**DATA EXTRACT:**
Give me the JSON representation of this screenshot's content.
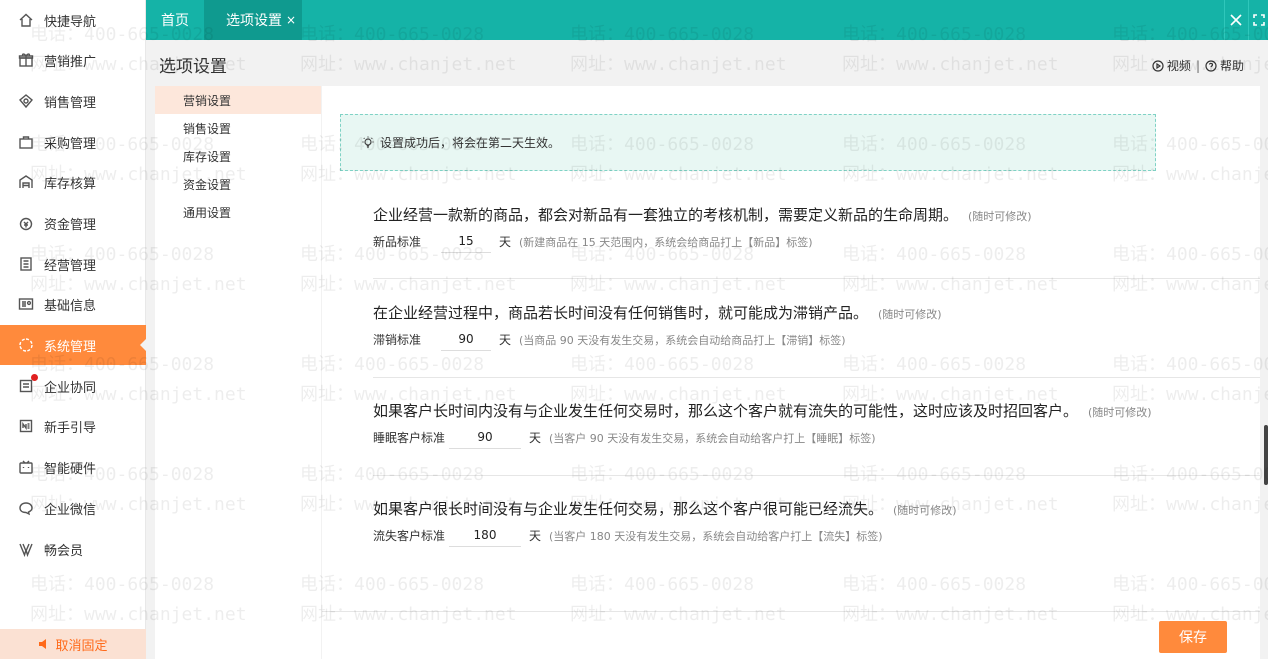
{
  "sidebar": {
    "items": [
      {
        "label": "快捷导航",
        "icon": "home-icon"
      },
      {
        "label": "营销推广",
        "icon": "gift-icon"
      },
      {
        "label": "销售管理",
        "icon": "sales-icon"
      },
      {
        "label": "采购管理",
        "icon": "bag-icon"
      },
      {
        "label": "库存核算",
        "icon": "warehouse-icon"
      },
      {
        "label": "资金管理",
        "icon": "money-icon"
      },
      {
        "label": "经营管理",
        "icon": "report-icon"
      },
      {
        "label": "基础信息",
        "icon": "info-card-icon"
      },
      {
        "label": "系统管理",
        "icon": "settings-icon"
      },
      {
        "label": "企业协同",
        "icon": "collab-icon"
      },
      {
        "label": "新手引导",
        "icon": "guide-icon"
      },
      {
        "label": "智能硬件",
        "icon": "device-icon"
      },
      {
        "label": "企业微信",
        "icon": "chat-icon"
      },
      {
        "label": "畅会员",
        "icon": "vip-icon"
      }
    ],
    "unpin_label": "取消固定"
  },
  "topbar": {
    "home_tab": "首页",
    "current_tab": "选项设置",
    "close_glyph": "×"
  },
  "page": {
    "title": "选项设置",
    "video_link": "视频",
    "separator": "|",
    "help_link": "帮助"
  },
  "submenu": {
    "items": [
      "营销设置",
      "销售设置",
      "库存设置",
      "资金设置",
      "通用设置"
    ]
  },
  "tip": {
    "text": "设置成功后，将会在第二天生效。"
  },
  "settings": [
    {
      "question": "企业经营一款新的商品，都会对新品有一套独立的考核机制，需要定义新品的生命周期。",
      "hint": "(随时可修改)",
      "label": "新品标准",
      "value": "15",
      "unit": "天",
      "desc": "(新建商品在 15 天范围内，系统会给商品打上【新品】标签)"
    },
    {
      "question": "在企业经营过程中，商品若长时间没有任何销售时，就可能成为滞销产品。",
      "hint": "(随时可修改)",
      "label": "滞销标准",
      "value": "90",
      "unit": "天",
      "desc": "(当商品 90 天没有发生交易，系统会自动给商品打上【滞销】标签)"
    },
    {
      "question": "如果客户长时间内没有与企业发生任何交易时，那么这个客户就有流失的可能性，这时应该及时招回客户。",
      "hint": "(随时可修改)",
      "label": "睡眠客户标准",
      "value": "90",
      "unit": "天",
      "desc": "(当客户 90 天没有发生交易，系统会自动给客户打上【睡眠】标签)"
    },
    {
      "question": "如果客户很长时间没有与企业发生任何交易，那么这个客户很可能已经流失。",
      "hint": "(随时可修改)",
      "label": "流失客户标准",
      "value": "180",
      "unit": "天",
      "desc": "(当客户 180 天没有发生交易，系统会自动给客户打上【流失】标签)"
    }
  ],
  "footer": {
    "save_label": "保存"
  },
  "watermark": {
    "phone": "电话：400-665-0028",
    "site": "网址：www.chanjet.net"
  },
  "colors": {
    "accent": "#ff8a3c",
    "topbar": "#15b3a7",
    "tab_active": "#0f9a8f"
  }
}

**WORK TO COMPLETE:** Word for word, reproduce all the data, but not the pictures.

**WRITTEN RESPONSE:**
Give me the JSON representation of this screenshot's content.
{
  "sidebar": {
    "items": [
      {
        "label": "快捷导航",
        "icon": "home-icon"
      },
      {
        "label": "营销推广",
        "icon": "gift-icon"
      },
      {
        "label": "销售管理",
        "icon": "sales-icon"
      },
      {
        "label": "采购管理",
        "icon": "bag-icon"
      },
      {
        "label": "库存核算",
        "icon": "warehouse-icon"
      },
      {
        "label": "资金管理",
        "icon": "money-icon"
      },
      {
        "label": "经营管理",
        "icon": "report-icon"
      },
      {
        "label": "基础信息",
        "icon": "info-card-icon"
      },
      {
        "label": "系统管理",
        "icon": "settings-icon"
      },
      {
        "label": "企业协同",
        "icon": "collab-icon"
      },
      {
        "label": "新手引导",
        "icon": "guide-icon"
      },
      {
        "label": "智能硬件",
        "icon": "device-icon"
      },
      {
        "label": "企业微信",
        "icon": "chat-icon"
      },
      {
        "label": "畅会员",
        "icon": "vip-icon"
      }
    ],
    "unpin_label": "取消固定"
  },
  "topbar": {
    "home_tab": "首页",
    "current_tab": "选项设置",
    "close_glyph": "×"
  },
  "page": {
    "title": "选项设置",
    "video_link": "视频",
    "separator": "|",
    "help_link": "帮助"
  },
  "submenu": {
    "items": [
      "营销设置",
      "销售设置",
      "库存设置",
      "资金设置",
      "通用设置"
    ]
  },
  "tip": {
    "text": "设置成功后，将会在第二天生效。"
  },
  "settings": [
    {
      "question": "企业经营一款新的商品，都会对新品有一套独立的考核机制，需要定义新品的生命周期。",
      "hint": "(随时可修改)",
      "label": "新品标准",
      "value": "15",
      "unit": "天",
      "desc": "(新建商品在 15 天范围内，系统会给商品打上【新品】标签)"
    },
    {
      "question": "在企业经营过程中，商品若长时间没有任何销售时，就可能成为滞销产品。",
      "hint": "(随时可修改)",
      "label": "滞销标准",
      "value": "90",
      "unit": "天",
      "desc": "(当商品 90 天没有发生交易，系统会自动给商品打上【滞销】标签)"
    },
    {
      "question": "如果客户长时间内没有与企业发生任何交易时，那么这个客户就有流失的可能性，这时应该及时招回客户。",
      "hint": "(随时可修改)",
      "label": "睡眠客户标准",
      "value": "90",
      "unit": "天",
      "desc": "(当客户 90 天没有发生交易，系统会自动给客户打上【睡眠】标签)"
    },
    {
      "question": "如果客户很长时间没有与企业发生任何交易，那么这个客户很可能已经流失。",
      "hint": "(随时可修改)",
      "label": "流失客户标准",
      "value": "180",
      "unit": "天",
      "desc": "(当客户 180 天没有发生交易，系统会自动给客户打上【流失】标签)"
    }
  ],
  "footer": {
    "save_label": "保存"
  },
  "watermark": {
    "phone": "电话：400-665-0028",
    "site": "网址：www.chanjet.net"
  },
  "colors": {
    "accent": "#ff8a3c",
    "topbar": "#15b3a7",
    "tab_active": "#0f9a8f"
  }
}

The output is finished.